Three passages on marriage from fourth century B.C. Athens.
Poor men! We sold away our freedom of speech and our comfort and lead the life of slaves with our wives. We’re not free. We can’t say we don’t pay a price for their dowries: bitterness and women’s anger. Compared to that, a man’s is honey, for men forgive when someone does them wrong, but women do you wrong and keep on recriminating. They control what doesn’t belong to them and neglect what they should control. They break their promises. When there’s nothing wrong, they say they’re sick every time.
One from a lost play by Eubulus:
I wish the second man who took a wife would die an awful death. I don’t blame the first man; he had no experience of that evil. The second man knew what kind of evil a wife was! Oh honoured Zeus, shall I ever say something unkind about women. By Zeus, may I perish then. They are the best possessions one can have. Medea was an evil woman, but Penelope was a good thing; some might criticise Clytemnestra, but I’ll set Alcestis against her. Maybe someone else will criticise Phaedra – but, by Zeus, there must be another good wife! Who? Oh, poor me, I’ve run out of good women, and I still have so many more bad ones to talk about.
And one from Demosthenes on the purpose of marriage:

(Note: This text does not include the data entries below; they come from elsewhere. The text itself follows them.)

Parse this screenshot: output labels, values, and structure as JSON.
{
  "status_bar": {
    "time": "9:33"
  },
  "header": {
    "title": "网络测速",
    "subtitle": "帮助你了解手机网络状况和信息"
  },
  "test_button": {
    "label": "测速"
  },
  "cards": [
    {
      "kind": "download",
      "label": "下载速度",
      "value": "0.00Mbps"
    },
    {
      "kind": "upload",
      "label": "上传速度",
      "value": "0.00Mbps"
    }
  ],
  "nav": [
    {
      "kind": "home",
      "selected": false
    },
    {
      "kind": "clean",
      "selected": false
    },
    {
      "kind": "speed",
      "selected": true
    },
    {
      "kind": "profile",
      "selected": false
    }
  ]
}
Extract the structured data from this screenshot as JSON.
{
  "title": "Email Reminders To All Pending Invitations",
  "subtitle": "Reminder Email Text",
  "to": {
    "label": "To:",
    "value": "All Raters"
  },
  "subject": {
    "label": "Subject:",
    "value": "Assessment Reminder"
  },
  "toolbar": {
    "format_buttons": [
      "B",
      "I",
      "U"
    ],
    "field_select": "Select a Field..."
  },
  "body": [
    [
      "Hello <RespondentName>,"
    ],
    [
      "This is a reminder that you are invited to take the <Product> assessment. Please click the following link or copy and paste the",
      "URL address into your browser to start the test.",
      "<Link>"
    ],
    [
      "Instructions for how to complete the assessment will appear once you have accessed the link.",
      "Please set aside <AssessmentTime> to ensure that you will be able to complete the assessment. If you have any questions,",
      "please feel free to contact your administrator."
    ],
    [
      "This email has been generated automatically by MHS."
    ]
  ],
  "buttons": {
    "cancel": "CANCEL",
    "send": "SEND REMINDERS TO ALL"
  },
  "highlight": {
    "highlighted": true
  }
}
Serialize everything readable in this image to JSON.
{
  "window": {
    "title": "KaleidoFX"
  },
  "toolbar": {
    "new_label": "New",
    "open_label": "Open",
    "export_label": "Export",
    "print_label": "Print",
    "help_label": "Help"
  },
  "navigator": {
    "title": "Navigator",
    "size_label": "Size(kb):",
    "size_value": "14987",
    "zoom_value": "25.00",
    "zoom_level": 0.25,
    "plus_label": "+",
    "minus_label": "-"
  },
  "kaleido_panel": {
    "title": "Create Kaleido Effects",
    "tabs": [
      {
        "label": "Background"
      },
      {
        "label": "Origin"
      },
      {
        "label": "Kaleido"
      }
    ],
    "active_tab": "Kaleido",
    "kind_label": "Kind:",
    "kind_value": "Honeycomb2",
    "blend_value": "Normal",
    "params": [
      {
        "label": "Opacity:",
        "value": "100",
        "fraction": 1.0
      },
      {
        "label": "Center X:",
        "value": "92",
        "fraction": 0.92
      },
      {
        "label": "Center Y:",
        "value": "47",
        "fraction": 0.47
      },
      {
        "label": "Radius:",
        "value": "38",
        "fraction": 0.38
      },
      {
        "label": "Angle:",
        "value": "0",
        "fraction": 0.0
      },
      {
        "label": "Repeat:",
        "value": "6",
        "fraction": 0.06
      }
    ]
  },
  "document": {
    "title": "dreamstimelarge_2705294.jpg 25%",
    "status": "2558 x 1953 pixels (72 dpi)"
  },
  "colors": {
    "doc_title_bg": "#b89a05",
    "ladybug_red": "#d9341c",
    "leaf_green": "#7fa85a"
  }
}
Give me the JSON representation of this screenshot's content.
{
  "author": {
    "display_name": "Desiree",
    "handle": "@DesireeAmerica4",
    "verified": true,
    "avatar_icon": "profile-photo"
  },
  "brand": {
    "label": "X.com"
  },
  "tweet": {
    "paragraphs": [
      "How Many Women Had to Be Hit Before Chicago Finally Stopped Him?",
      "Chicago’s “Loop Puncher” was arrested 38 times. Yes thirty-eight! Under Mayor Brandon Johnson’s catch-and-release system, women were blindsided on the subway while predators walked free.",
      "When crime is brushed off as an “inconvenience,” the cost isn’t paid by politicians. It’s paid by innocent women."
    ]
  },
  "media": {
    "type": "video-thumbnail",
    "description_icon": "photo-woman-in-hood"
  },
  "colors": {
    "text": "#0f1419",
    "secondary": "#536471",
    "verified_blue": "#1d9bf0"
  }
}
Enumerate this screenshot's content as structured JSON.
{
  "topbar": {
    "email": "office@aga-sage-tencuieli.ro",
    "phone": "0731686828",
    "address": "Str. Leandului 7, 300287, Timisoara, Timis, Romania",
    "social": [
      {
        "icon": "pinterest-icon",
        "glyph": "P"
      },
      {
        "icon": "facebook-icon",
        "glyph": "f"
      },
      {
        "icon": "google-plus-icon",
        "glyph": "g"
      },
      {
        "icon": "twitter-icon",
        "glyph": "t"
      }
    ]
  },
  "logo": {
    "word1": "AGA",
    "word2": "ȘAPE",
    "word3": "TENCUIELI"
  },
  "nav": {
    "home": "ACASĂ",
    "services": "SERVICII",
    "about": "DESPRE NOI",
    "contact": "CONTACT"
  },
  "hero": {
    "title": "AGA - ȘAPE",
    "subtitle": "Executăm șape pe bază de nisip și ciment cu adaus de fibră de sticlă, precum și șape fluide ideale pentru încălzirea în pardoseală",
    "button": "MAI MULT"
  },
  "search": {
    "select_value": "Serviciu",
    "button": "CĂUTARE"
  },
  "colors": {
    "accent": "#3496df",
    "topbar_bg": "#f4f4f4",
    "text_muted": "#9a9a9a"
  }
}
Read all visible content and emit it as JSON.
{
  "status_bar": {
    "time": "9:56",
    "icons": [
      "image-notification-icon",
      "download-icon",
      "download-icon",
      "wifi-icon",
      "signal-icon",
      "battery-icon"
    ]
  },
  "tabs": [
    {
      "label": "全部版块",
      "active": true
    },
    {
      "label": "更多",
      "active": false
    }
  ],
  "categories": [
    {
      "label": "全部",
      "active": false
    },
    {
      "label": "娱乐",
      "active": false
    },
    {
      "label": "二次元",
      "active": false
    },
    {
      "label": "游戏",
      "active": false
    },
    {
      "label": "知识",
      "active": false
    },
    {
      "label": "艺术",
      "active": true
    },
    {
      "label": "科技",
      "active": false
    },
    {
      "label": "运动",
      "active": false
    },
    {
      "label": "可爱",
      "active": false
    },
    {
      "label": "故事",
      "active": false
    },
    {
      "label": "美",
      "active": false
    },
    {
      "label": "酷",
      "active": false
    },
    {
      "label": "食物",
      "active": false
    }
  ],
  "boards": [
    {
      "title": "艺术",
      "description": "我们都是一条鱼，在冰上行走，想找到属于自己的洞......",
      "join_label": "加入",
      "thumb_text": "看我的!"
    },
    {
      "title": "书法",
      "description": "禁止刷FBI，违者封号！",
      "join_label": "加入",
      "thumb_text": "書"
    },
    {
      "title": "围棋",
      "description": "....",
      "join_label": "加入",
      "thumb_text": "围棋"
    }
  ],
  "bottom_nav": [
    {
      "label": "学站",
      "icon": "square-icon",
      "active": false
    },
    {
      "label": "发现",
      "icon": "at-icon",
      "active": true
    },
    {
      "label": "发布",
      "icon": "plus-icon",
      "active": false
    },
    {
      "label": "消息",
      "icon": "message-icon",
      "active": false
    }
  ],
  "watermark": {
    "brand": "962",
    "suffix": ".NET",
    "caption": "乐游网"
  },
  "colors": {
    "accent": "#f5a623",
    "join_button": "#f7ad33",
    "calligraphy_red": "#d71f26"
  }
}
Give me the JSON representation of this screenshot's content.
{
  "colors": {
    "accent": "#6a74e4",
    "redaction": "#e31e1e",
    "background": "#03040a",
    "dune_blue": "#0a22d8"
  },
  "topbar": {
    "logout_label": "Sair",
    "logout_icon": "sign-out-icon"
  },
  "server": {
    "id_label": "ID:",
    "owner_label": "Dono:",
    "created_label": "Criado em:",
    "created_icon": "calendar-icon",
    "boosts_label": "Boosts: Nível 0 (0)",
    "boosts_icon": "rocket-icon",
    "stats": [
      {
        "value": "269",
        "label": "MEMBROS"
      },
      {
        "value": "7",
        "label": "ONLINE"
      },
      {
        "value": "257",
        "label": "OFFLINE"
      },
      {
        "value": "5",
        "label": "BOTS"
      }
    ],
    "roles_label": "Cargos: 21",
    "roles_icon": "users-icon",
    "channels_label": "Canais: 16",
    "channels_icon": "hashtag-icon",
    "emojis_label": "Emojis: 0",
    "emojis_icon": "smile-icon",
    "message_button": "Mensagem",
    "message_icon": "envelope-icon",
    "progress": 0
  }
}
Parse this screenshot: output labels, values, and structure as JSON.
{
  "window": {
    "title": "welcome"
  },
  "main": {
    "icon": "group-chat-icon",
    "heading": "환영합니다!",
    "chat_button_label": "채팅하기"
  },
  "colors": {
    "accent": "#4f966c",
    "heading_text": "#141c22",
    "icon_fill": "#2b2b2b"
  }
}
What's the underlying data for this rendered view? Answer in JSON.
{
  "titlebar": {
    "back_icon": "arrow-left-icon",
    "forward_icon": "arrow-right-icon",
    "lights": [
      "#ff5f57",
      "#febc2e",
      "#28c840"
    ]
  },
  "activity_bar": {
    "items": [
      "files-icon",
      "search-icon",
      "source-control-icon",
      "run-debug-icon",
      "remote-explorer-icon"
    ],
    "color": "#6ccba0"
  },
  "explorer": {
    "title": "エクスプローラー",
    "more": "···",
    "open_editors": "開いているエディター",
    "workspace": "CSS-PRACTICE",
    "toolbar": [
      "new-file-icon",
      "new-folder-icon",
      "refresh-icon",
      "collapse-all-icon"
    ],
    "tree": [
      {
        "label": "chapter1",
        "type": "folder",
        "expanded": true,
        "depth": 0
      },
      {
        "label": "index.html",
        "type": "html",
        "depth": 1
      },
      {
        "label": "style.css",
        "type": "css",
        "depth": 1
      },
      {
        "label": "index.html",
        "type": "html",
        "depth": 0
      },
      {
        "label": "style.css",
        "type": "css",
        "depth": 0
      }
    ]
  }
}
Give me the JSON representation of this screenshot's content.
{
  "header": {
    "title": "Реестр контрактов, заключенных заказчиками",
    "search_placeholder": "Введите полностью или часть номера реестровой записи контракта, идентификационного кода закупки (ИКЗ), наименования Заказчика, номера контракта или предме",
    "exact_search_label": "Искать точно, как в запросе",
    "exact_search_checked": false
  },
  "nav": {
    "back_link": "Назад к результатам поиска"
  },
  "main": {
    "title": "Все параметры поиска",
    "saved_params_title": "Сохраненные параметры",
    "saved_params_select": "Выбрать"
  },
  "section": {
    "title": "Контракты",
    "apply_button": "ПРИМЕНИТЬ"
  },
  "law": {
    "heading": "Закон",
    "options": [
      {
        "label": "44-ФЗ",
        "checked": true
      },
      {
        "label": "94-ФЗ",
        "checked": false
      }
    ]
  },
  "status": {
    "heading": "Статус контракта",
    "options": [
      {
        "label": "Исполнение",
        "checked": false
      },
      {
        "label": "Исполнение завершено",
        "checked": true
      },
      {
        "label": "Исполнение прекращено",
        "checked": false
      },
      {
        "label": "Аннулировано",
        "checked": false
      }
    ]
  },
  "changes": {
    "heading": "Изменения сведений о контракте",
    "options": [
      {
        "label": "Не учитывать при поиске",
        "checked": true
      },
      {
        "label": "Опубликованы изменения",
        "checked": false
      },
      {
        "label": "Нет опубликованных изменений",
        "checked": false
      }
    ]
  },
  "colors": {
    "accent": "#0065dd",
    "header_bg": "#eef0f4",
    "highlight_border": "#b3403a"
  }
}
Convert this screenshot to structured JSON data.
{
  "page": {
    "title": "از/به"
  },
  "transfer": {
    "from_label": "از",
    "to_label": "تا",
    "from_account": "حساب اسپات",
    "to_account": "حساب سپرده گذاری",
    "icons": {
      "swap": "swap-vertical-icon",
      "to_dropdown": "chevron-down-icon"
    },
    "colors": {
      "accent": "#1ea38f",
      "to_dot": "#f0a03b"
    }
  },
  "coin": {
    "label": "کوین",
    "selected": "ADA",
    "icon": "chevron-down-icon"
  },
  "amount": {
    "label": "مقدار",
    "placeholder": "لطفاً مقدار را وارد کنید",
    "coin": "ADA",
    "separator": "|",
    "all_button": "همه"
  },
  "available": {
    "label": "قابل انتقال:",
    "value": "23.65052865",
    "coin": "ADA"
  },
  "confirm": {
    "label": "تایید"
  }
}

Mistresses we keep for the sake of pleasure, concubines for the daily care of our persons, but wives to bear us legitimate children and to be faithful guardians of our households.